(INFORMATION GIVEN Opens)
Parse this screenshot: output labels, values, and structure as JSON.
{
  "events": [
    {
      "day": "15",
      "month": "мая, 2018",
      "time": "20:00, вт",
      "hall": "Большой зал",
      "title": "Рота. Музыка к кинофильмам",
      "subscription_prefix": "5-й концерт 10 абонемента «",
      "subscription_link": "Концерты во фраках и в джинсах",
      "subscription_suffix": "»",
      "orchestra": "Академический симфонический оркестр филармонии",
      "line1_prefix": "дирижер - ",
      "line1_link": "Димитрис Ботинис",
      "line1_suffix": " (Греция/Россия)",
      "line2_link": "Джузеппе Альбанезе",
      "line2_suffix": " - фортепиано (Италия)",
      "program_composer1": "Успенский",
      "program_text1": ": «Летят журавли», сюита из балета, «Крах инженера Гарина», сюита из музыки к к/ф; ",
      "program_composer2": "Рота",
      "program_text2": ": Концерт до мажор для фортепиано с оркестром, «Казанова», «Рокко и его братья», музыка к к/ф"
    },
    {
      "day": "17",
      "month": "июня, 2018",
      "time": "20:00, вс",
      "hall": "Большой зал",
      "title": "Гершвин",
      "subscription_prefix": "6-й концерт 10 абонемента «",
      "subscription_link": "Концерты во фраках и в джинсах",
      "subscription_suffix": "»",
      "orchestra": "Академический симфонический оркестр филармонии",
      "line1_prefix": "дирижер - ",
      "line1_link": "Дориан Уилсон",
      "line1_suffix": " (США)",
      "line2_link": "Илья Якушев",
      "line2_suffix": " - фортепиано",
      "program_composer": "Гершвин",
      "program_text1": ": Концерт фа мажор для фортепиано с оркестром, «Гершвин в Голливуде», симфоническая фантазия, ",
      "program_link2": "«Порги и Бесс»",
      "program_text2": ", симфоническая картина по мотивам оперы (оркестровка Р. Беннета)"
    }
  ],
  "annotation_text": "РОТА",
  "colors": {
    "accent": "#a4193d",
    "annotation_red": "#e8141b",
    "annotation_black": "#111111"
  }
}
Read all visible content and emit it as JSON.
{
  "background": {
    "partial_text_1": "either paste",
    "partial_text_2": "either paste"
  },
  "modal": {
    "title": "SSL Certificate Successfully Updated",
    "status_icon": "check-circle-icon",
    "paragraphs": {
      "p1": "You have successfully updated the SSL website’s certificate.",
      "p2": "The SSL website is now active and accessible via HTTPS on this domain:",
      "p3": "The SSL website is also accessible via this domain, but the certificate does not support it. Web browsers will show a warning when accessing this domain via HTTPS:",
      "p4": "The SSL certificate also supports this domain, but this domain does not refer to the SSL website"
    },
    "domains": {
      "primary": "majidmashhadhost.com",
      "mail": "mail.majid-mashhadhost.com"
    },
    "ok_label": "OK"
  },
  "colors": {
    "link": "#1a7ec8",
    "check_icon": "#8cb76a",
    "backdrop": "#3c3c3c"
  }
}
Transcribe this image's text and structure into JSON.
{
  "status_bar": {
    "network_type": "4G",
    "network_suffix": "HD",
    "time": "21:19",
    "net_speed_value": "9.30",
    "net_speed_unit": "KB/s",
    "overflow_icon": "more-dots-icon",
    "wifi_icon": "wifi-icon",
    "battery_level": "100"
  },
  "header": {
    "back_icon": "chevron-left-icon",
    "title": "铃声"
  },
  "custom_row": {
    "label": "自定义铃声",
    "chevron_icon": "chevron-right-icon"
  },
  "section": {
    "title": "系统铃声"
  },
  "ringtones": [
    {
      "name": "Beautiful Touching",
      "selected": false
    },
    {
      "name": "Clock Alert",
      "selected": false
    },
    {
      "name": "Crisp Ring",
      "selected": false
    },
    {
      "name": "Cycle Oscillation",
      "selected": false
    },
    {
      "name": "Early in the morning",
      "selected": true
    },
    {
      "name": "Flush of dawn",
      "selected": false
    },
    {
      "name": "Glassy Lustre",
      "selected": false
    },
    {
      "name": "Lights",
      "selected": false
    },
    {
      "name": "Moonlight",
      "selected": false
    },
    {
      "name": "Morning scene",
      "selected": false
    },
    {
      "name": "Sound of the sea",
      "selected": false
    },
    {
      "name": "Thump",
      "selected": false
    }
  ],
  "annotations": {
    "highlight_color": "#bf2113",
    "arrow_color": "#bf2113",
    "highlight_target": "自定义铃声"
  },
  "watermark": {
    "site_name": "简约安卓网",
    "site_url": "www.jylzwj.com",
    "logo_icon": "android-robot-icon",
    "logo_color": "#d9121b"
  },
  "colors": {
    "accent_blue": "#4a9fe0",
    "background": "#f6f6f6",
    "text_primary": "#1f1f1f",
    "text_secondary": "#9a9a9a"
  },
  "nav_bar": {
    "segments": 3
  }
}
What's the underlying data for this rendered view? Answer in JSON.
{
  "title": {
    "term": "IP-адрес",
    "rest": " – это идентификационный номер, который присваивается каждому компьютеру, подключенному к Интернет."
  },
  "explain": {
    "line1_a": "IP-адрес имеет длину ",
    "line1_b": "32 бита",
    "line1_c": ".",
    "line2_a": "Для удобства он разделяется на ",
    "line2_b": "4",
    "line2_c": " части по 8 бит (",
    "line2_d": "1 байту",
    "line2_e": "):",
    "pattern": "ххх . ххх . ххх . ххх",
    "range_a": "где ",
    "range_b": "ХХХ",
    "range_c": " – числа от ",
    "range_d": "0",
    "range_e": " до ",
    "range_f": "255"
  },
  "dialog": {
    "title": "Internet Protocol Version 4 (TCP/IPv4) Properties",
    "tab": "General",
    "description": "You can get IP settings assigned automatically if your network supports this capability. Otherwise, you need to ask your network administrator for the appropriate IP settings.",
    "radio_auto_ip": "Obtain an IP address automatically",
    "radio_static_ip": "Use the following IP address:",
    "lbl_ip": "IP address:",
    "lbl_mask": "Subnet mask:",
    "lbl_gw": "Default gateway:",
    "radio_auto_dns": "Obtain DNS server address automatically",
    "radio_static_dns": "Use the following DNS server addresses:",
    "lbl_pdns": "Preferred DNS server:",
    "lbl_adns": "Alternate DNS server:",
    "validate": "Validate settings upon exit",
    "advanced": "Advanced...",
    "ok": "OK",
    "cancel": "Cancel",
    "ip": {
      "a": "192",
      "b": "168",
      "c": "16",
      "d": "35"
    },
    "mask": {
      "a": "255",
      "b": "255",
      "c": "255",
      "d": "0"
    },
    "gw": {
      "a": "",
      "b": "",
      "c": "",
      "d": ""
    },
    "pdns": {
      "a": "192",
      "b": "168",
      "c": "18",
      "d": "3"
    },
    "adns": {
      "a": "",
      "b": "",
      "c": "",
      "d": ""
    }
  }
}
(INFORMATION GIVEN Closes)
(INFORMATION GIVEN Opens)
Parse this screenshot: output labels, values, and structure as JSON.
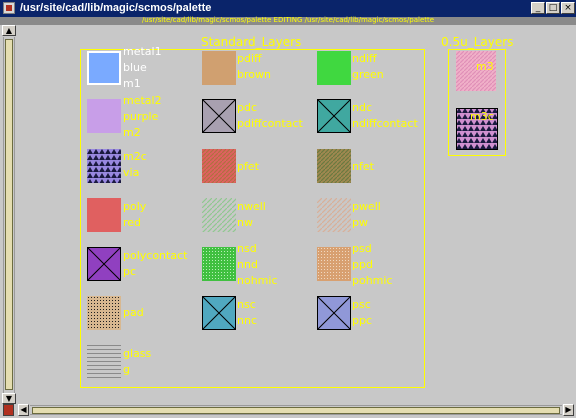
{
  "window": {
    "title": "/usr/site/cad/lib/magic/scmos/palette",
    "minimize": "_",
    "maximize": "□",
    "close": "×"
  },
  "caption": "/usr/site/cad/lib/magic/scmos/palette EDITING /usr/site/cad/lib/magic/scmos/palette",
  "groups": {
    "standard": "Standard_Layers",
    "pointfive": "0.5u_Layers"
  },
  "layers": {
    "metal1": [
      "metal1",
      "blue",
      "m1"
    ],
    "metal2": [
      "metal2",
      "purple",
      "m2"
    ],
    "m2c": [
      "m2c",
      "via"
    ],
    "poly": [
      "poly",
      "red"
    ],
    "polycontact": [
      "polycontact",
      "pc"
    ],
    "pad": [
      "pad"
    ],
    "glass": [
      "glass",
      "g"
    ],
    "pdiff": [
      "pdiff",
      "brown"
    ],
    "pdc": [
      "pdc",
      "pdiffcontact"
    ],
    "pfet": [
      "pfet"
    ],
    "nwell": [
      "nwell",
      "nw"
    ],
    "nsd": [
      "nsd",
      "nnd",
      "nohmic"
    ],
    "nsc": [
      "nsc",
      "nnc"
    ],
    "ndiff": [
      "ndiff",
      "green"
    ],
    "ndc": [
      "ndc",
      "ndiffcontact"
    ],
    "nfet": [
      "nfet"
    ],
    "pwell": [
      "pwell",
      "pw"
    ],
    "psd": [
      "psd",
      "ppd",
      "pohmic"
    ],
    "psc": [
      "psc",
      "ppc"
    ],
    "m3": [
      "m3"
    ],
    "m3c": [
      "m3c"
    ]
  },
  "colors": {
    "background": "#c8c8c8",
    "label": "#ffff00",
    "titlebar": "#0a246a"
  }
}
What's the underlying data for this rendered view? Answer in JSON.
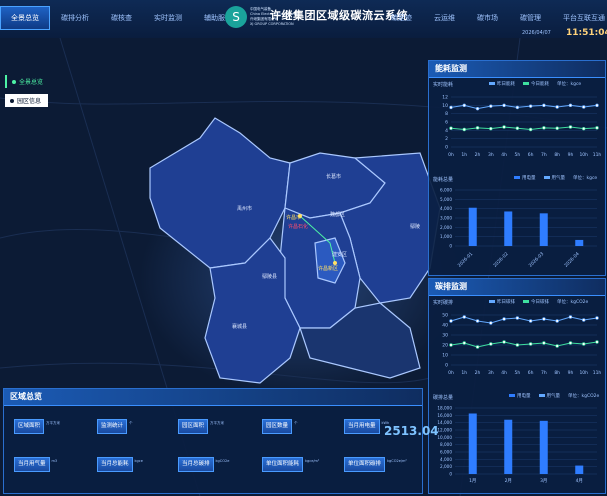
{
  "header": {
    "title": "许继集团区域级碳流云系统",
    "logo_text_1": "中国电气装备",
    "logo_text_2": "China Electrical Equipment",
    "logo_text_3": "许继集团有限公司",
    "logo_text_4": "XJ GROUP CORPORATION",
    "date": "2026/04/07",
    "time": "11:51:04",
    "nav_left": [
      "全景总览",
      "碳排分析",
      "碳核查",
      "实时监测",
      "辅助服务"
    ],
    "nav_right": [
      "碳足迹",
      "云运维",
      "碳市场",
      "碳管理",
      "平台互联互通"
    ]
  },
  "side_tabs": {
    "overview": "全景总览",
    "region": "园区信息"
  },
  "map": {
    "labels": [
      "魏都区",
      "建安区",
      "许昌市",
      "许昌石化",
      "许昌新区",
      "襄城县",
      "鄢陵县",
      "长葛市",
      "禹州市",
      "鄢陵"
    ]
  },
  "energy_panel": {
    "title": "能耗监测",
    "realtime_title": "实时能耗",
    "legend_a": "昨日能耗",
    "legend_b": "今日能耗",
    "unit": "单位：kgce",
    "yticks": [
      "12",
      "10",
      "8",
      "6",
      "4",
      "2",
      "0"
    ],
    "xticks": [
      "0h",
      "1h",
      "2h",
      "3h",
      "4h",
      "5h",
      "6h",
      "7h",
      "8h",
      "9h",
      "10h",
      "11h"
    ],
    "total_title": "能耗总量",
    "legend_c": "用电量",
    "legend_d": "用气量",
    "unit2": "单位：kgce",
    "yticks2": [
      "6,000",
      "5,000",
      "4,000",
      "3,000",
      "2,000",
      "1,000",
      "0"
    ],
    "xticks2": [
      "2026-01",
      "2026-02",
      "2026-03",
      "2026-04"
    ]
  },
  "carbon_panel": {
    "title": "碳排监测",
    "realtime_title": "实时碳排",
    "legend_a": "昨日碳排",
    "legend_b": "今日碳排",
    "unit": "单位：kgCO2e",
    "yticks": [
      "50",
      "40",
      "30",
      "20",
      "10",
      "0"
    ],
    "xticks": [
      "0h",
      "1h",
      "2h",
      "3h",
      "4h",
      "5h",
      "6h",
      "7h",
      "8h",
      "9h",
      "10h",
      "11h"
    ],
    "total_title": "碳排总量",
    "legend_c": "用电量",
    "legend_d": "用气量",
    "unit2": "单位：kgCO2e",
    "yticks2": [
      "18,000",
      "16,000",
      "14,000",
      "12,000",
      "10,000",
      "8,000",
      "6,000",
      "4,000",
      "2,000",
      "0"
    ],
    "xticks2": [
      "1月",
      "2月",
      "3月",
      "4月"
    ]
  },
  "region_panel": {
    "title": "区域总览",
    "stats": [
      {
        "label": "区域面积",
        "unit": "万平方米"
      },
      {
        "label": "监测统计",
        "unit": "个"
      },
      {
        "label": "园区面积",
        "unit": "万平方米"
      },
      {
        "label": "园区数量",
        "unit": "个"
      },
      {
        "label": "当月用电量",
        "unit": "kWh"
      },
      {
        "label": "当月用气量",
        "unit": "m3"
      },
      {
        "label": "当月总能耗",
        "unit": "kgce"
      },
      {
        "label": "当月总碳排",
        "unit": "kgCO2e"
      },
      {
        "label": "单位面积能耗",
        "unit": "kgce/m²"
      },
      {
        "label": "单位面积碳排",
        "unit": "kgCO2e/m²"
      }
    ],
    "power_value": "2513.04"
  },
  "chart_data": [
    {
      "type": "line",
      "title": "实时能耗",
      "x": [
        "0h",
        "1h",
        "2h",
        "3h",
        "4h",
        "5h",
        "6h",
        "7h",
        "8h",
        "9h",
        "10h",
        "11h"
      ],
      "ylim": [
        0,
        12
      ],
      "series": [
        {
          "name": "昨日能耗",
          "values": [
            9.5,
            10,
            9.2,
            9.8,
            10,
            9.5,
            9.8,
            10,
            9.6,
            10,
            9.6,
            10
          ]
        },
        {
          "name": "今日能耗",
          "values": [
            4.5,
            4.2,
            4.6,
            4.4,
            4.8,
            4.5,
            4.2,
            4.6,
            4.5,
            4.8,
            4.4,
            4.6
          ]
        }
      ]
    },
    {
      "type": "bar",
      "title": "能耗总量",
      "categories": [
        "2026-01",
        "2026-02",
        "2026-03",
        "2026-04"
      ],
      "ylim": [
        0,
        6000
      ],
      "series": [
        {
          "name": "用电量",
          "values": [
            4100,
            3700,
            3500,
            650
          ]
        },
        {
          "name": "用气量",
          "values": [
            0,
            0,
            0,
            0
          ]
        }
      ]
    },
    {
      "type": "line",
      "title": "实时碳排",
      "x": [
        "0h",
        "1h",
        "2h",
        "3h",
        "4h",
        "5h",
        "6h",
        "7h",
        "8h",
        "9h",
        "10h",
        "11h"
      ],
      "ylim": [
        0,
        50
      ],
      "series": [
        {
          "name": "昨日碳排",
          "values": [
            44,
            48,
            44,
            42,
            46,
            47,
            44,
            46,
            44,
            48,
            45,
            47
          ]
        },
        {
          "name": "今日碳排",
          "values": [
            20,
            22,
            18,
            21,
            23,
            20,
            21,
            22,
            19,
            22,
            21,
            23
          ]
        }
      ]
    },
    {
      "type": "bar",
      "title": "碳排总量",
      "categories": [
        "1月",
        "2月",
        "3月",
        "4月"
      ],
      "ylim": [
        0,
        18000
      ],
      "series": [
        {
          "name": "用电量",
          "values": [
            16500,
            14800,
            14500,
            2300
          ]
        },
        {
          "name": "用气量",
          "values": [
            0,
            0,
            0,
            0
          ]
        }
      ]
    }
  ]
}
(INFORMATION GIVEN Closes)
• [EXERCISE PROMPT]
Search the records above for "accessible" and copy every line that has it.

• [TASK SOLUTION]
      "p2": "The SSL website is now active and accessible via HTTPS on this domain:",
      "p3": "The SSL website is also accessible via this domain, but the certificate does not support it. Web browsers will show a warning when accessing this domain via HTTPS:",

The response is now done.